▸ Try it
Please show every line from the entries that carries the word "JSON".

▸ Available records
============================================================
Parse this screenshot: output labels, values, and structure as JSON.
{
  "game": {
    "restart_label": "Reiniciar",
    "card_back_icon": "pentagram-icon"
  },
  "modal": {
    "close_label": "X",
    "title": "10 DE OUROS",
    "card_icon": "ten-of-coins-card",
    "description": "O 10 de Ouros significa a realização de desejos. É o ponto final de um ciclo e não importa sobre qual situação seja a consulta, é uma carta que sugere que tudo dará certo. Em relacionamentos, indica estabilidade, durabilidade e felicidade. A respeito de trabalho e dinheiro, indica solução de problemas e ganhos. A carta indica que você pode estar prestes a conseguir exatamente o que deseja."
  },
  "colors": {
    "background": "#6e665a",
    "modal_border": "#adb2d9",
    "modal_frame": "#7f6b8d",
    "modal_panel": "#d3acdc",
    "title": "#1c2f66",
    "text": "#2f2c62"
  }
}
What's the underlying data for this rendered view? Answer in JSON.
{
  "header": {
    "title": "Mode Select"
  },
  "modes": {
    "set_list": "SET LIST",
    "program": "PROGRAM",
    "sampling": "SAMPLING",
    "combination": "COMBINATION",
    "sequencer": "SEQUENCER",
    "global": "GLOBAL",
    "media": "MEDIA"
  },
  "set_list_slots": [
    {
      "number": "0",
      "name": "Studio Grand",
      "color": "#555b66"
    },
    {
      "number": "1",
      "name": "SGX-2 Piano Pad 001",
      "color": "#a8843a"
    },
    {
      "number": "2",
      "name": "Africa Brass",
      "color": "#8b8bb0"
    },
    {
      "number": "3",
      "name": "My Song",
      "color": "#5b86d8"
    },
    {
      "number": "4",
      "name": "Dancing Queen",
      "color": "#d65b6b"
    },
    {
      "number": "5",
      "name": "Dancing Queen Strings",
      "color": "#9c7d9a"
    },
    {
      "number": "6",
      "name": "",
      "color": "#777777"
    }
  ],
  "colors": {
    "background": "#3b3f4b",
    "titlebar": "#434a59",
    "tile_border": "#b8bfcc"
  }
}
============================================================
▸ Answer to the exercise
Parse this screenshot: output labels, values, and structure as JSON.
What's the underlying data for this rendered view? Answer in JSON.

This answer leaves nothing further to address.